There are a lot of ludicrous things about Pax Dickinson’s tweets and his “defense” of those tweets. The issues related to sexism and racism in tech, and the compounding issues that arise when we allow people with overt and aggressive biases into positions with hiring power have been covered pretty well already. Clara Jeffery was all over it on Twitter. Amanda Hess has written two posts for Slate. Courtney Stanton hit the nail on the head at Salon. Anil Dash had coffee with him. So, I’m pretty sure I have nothing of value to add to that conversation right now.
However, there was something totally unrelated to the big issue at hand in the follow up post he wrote to get some attention for his Next Big Thing that really bugged me. You know, besides the insulting “I’m a satirist” angle.
Pax is working on:
Glimpse, is an ephemeral photo sharing app with strong NSA-proof encryption.
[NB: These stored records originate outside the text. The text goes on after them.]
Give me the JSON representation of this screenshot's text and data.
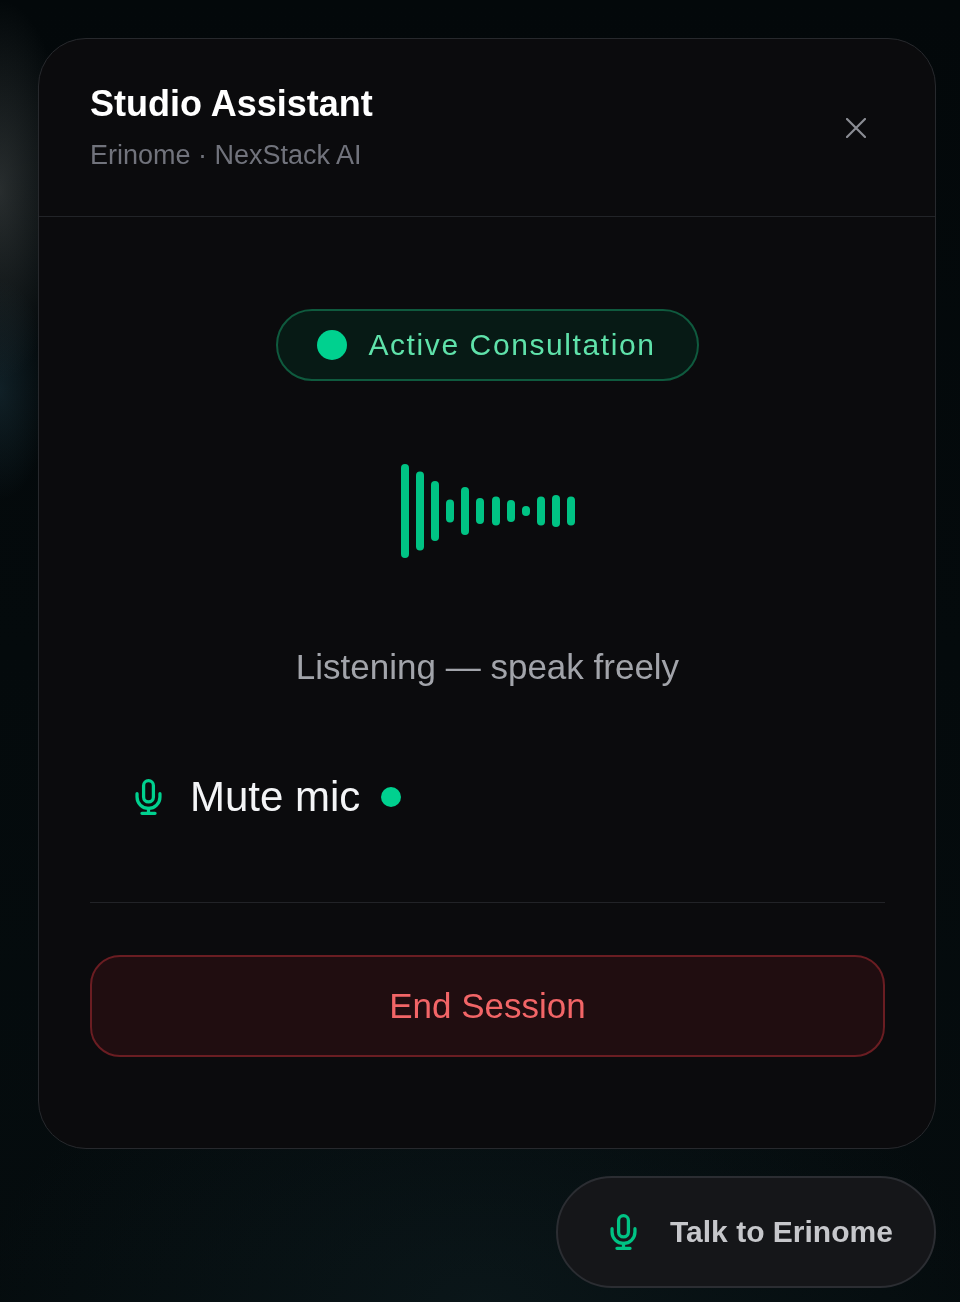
{
  "panel": {
    "title": "Studio Assistant",
    "subtitle": "Erinome · NexStack AI",
    "status_badge": {
      "label": "Active Consultation",
      "active": true
    },
    "status_text": "Listening — speak freely",
    "mic_control": {
      "label": "Mute mic",
      "live": true
    },
    "end_button": {
      "label": "End Session"
    }
  },
  "launcher": {
    "label": "Talk to Erinome"
  }
}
Ironically an app like this may have prevented me from getting in trouble over a 3 and a half year old tweet.
This, in my mind, shows a total lack of comprehension of the problem. What happened to Pax was not a failure of security. These weren’t sensitive documents or communications Pax was trying to keep out of the hands of the public. These were things Pax was proud to share. If we are to believe him, these were funny jokes. He was proud of how funny his jokes were and wanted people to see them, so they could appreciate how funny they were too. He could have made his account private if he wanted to only share them with people he knew or felt reasonably close to. The point of publicly broadcasting your views is to deliver them to people.
As he says at the conclusion of his post,
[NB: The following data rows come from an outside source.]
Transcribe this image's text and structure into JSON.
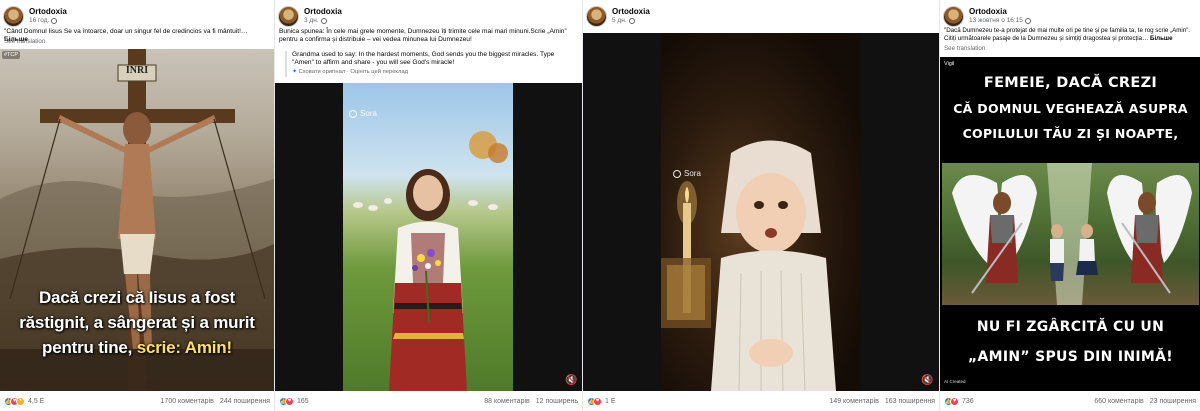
{
  "posts": [
    {
      "page_name": "Ortodoxia",
      "time": "16 год.",
      "caption": "\"Când Domnul Iisus Se va întoarce, doar un singur fel de credincios va fi mântuit!…",
      "more": "Більше",
      "see_translation": "See translation",
      "overlay_lines": [
        "Dacă crezi că Iisus a fost",
        "răstignit, a sângerat și a murit",
        "pentru tine, "
      ],
      "overlay_highlight": "scrie: Amin!",
      "tag": "#TCP",
      "inri": "INRI",
      "reactions_count": "4,5 Е",
      "comments": "1700 коментарів",
      "shares": "244 поширення"
    },
    {
      "page_name": "Ortodoxia",
      "time": "3 дн.",
      "caption": "Bunica spunea: În cele mai grele momente, Dumnezeu îți trimite cele mai mari minuni.Scrie „Amin” pentru a confirma și distribuie – vei vedea minunea lui Dumnezeu!",
      "translation": "Grandma used to say: In the hardest moments, God sends you the biggest miracles. Type \"Amen\" to affirm and share - you will see God's miracle!",
      "hide_original": "Сховати оригінал",
      "rate_translation": "Оцініть цей переклад",
      "sora": "Sora",
      "reactions_count": "165",
      "comments": "88 коментарів",
      "shares": "12 поширень"
    },
    {
      "page_name": "Ortodoxia",
      "time": "5 дн.",
      "sora": "Sora",
      "reactions_count": "1 Е",
      "comments": "149 коментарів",
      "shares": "163 поширення"
    },
    {
      "page_name": "Ortodoxia",
      "time": "13 жовтня о 16:15",
      "caption": "\"Dacă Dumnezeu te-a protejat de mai multe ori pe tine și pe familia ta, te rog scrie „Amin”. Citiți următoarele pasaje de la Dumnezeu și simțiți dragostea și protecția…",
      "more": "Більше",
      "see_translation": "See translation",
      "top_lines": [
        "FEMEIE, DACĂ CREZI",
        "CĂ DOMNUL VEGHEAZĂ ASUPRA",
        "COPILULUI TĂU ZI ȘI NOAPTE,"
      ],
      "bottom_lines": [
        "NU FI ZGÂRCITĂ CU UN",
        "„AMIN” SPUS DIN INIMĂ!"
      ],
      "tag": "Vigil",
      "ai_label": "AI Created",
      "reactions_count": "736",
      "comments": "660 коментарів",
      "shares": "23 поширення"
    }
  ]
}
I’ll also get to keep tweeting the way I want. I hope those of you who understand and get my jokes will be following.
While I am all for secure sharing, (I think people have the right to privacy from eavesdropping and the pilfering of interactions by third parties, government or otherwise) the fact remains that the actions of your intended recipients are out of your hands, and no amount of encryption is going to change that. NSA-proof encryption can save you from the NSA, but it can’t save you from yourself.
I am reminded of people who send hateful and offensive email and are shocked and outraged when the recipient posts them openly. You are entitled to communicate without an outside party aggressively trying to steal that interaction, and you are entitled to behave how you like, but you are not entitled to everyone putting up with your bad behavior. Once you put a document, or photo, or collection of words, in someone else’s hands you are sharing control of that thing to some degree. You may protect that information with contracts and laws, but the fact remains that the recipient has some control over what happens to it.
By default, the intended recipient of a tweet is “anyone/everyone.” It’s not as though Clara Jeffery or anyone else publicizing Dickinson’s tweets was an incredibly motivated adversary working on compromising a digital vault of Dickinson’s private exchanges. She merely went to a publicly available archive of all of his offensive declarations.
By all means, protect your communications from prying eyes. Just remember that you are still responsible for the things you put into the world. And maybe reconsider trusting your security to someone who doesn’t seem to understand that.
Thanks to Karina and Ryan for giving the first draft of this a look and giving me some helpful comments. And thanks to Editorially for making it so easy to have friends review things.